Adult beetles do the most damage, so let’s start there. In addition to hand removal of the beetles, there are both conventional/synthetic and organic treatments that can be used against them. John is one of our Garden Advisors at Dick’s Corner. He pushes back hard on the idea of “controlling” the beetles. He prefers to think in terms of mitigating the damage once they arrive.
For organic control of the adult beetles, John recommends a product that’s been quite helpful since it came onto the market a few years ago. It’s called “beetle-Gone!”
The beetleGONE! powder is mixed with water and sprayed directly onto the plants where adult beetles are actively feeding or likely to feed soon. It doesn’t kill the beetles on contact. It contains a bacteria that is deadly to Japanese beetles that eat treated vegetation. It’s a biological insecticide and will not harm insects other than scarab beetles, the family that includes Japanese beetles.
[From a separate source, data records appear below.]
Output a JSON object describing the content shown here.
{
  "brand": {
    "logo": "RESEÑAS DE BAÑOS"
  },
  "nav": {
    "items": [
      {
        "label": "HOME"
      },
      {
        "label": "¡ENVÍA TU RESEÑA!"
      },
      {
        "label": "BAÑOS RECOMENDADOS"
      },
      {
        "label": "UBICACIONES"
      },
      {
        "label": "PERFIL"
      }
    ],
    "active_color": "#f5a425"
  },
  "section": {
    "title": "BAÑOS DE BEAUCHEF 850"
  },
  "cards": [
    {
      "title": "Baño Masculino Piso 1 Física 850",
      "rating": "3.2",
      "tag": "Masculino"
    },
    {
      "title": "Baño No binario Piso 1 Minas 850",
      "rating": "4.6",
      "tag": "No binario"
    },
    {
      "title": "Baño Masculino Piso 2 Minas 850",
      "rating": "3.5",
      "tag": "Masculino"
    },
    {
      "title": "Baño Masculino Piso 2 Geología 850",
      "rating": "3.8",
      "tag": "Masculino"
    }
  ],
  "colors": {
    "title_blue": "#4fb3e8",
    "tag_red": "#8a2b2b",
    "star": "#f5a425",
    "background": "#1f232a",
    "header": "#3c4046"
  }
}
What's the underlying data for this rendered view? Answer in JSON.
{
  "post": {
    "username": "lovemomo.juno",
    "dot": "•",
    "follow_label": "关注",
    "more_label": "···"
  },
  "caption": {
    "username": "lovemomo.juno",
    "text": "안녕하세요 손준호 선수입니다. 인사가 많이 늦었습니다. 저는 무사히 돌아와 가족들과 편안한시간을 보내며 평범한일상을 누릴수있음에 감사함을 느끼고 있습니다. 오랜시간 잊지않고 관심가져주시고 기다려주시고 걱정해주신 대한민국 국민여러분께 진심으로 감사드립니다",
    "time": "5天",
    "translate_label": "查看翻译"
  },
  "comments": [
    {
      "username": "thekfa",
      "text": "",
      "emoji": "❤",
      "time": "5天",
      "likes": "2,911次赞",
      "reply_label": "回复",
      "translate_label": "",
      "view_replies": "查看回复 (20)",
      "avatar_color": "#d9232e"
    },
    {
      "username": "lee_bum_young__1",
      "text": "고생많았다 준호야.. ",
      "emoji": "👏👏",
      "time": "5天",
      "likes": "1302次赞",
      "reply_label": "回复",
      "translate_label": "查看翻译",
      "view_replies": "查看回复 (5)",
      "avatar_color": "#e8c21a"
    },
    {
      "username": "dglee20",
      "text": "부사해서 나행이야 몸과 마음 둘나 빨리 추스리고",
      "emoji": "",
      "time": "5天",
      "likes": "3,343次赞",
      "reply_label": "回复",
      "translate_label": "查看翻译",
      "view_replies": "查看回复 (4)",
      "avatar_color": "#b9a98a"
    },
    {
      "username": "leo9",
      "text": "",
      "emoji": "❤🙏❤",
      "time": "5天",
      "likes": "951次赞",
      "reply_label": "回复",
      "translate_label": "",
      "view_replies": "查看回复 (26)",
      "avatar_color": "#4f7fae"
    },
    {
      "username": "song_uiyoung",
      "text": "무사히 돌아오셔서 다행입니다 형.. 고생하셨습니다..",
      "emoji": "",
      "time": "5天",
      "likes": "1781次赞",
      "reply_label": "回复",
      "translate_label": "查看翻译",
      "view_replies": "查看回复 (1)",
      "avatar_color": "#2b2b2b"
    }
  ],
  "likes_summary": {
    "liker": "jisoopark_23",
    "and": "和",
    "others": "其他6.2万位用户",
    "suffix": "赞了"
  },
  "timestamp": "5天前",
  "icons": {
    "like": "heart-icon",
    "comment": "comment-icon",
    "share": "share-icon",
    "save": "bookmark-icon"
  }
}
beetleGONE! is a little more expensive, but it can be quite helpful in our fight against this pest.
“Eight” is a conventional spray for the adult beetles
The insecticide Eight has been around for years. It’s main ingredient is permethrin which can be harmful to beneficial insects if not applied properly, but used strictly as directed, it will knock down Japanese beetle populations.
Eight kills on contact and should be used primarily when the beetles are present and visible. It should not be applied when the weather is hot or windy when the spray could drift to nearby plants where beneficial insects like bees might be present. Be sure to read the label completely before using it.
Japanese beetles’ life cycle begins in our lawns
Female adult beetles each lay 40 to 60 eggs in their lifetime. Unfortunately, our love for lush green lawns comes gives them just the nursery they’re looking for: the well-watered root zones of our turf grass.
In mid-summer, when the beetles are most abundant, female beetles stop feeding each day just long enough to lay eggs a few inches down into the soil beneath our lawns. The eggs hatch as grubs, then feed on grassroots over the summer. They spend the winter deep in the soil, then pupate in the spring and emerge as adults in late June or early July. The bacteria in grubGONE! can kill the grubs before they mature.
Use of grubGone! can also help struggling lawns that have Japanese beetle larva feeding on their roots. Package directions indicate the best time to apply grubGONE! is late July into early August.
For a conventional approach to killing grubs…
John recommends GrubEx, a granular pesticide that kills the grubs before they can emerge as adults.
GrubEx should be applied with a rotary spreader once a year, between May and August, which means that now is still a good time to put it down.
As always, read and follow the directions of the package to the letter. It’s the law!
Another organic option you may not have heard about
Beneficial nematodes are microscopic parasites that can be watered into your lawn to kill the grubs of the Japanese beetles in a way deserving of their own science fiction monster movie. Nematodes work their way into the grubs’ bodies and then begin to poison them from the inside out. They are harmless to other beneficial soil dwellers.
As the directions on the package indicate, the nematodes are mixed with water and then applied to your moist lawn once adult beetles are present and beginning to lay eggs. It’s best to apply the nematodes in the early morning and late evening and avoid the hot mid-day sun.
Beneficial nematodes occur naturally and pose no threat to humans, pets, or beneficial insects.
Dick’s Corner is at your service!
Our ongoing fight against Japanese beetles can get frustrating. Avoiding plants the beetles love is good advice, but with more than 300 plants on their menu, that can be hard to do.
For more advice, and maybe a bit of “we feel your pain,” please stop by and chat with Tagawa’s Garden Experts and Dick’s Corner.